I started at the Water Survey in 1986 as a field technician. I literally worked my way up through the ranks and have seen a lot of changes over those 34 years. I remember many folks used to be working in the office on Saturdays, but the internet has allowed those work tasks to occur in other places besides the office for a better work-life balance.
Mainly, the survey’s core strength is having long institutional knowledge and the records and data that give us a perspective on the next water resource issues that need to be investigated. Then those investigations feed back into the institutional knowledge. That keeps the survey changing all the time. The investment in this cycle occurs because staff share a sense of contributing to something bigger than themselves: the welfare of water resources in the State of Illinois.
What is the best part of your job as a researcher and Professional Hydrologist?
I don’t get to be outside nearly as much as I used to but being out there in and around water is the best part! I’m awed by the power and beauty of water, its role in life and death, growing and nurturing life, as well as its catastrophic impacts on life and property. My passion is to understand how it works and to apply and translate that knowledge to stakeholders, policy makers, and resource managers as a certified Professional Hydrologist.

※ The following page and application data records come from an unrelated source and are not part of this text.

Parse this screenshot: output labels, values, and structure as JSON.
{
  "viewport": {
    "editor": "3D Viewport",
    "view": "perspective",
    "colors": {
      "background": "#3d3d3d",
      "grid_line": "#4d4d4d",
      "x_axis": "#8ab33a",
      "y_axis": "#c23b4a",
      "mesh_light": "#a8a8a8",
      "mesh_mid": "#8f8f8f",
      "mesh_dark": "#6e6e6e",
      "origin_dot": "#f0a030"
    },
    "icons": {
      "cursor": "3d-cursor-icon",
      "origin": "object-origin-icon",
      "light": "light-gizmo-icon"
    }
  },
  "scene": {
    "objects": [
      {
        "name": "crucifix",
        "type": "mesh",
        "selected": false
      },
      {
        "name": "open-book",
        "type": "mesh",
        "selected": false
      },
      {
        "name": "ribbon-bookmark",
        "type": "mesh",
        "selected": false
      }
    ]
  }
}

What does a State Hydrologist do?
The State Hydrologist is someone who has institutional knowledge and training to be an authoritative spokesperson and provide science-based information from Water Survey studies and other survey experts to answer inquiries from the public, other scientists, industry, and government agencies. The State Hydrologist’s office is focused on the State of Illinois and its unique water resource issues for the benefit of the state and its citizens. It’s an honor to be designated Illinois State Hydrologist and appreciate the breadth of knowledge of my colleagues at the Water Survey who contribute to this responsibility.
What is the most challenging aspect of your research studies?
Dwindling resources is the biggest challenge we face, in terms of funding and talent. Finding scientists to fill positions has been very challenging. I guess folks can make better salaries and live in more exciting places than Champaign-Urbana. However, they need to take into consideration their long-term passions and dedication to the applied science needs of the future.
What do you wish more people understood about science or being a scientist?
People see science as this mysterious bubble and think they can’t understand it. In social settings scientists get their obligatory five minutes to explain what they do, then the conversation moves on. I feel that scientists need to take responsibly for and work harder at taking the mystery out of science by translating what it means to people. Also, scientists need to really listen to people, be truly interested in what their issues are; relating better is the key. Science affects lives every day in our home appliances, phones, power, and water delivered to the house and in the food we eat. So let’s make science friendly and real to people.
What advice would you give future scientists?
Find your passion and invest in the lengthy game of scientific research, be it applied or basic. We better understand the interconnections between disciplines more than ever. Developing interdisciplinary partnerships is hard work and is seldom rewarded, but just think of the research possibilities that could present themselves. Finally, find a good work-life balance.